(EXCERPTED RECORDS begins)
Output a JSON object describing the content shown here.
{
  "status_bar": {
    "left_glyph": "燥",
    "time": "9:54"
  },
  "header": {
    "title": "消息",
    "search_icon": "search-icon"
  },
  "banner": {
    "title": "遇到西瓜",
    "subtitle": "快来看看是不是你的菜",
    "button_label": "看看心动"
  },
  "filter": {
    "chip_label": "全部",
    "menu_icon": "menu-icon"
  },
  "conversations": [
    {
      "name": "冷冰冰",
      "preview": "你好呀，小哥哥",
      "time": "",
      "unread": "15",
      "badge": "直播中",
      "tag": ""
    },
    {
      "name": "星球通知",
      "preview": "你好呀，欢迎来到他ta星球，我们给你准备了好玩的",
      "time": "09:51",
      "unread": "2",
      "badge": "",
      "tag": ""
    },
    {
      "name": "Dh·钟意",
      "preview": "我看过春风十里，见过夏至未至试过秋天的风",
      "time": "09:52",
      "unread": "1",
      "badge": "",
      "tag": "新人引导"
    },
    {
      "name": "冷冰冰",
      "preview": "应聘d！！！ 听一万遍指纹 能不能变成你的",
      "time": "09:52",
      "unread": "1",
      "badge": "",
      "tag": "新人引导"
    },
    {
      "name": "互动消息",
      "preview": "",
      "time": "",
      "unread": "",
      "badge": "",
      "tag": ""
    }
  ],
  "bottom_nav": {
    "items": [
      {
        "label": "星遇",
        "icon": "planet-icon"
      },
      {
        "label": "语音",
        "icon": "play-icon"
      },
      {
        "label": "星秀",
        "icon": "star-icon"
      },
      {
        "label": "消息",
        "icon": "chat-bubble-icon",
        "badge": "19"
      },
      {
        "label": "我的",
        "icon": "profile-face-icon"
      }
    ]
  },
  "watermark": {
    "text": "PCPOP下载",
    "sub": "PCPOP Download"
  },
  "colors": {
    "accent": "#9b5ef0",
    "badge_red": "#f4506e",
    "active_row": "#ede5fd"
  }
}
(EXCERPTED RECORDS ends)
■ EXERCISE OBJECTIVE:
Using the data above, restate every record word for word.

■ RESPONSE BELOW:
Output a JSON object describing the content shown here.
{
  "status_bar": {
    "left_glyph": "燥",
    "time": "9:54"
  },
  "header": {
    "title": "消息",
    "search_icon": "search-icon"
  },
  "banner": {
    "title": "遇到西瓜",
    "subtitle": "快来看看是不是你的菜",
    "button_label": "看看心动"
  },
  "filter": {
    "chip_label": "全部",
    "menu_icon": "menu-icon"
  },
  "conversations": [
    {
      "name": "冷冰冰",
      "preview": "你好呀，小哥哥",
      "time": "",
      "unread": "15",
      "badge": "直播中",
      "tag": ""
    },
    {
      "name": "星球通知",
      "preview": "你好呀，欢迎来到他ta星球，我们给你准备了好玩的",
      "time": "09:51",
      "unread": "2",
      "badge": "",
      "tag": ""
    },
    {
      "name": "Dh·钟意",
      "preview": "我看过春风十里，见过夏至未至试过秋天的风",
      "time": "09:52",
      "unread": "1",
      "badge": "",
      "tag": "新人引导"
    },
    {
      "name": "冷冰冰",
      "preview": "应聘d！！！ 听一万遍指纹 能不能变成你的",
      "time": "09:52",
      "unread": "1",
      "badge": "",
      "tag": "新人引导"
    },
    {
      "name": "互动消息",
      "preview": "",
      "time": "",
      "unread": "",
      "badge": "",
      "tag": ""
    }
  ],
  "bottom_nav": {
    "items": [
      {
        "label": "星遇",
        "icon": "planet-icon"
      },
      {
        "label": "语音",
        "icon": "play-icon"
      },
      {
        "label": "星秀",
        "icon": "star-icon"
      },
      {
        "label": "消息",
        "icon": "chat-bubble-icon",
        "badge": "19"
      },
      {
        "label": "我的",
        "icon": "profile-face-icon"
      }
    ]
  },
  "watermark": {
    "text": "PCPOP下载",
    "sub": "PCPOP Download"
  },
  "colors": {
    "accent": "#9b5ef0",
    "badge_red": "#f4506e",
    "active_row": "#ede5fd"
  }
}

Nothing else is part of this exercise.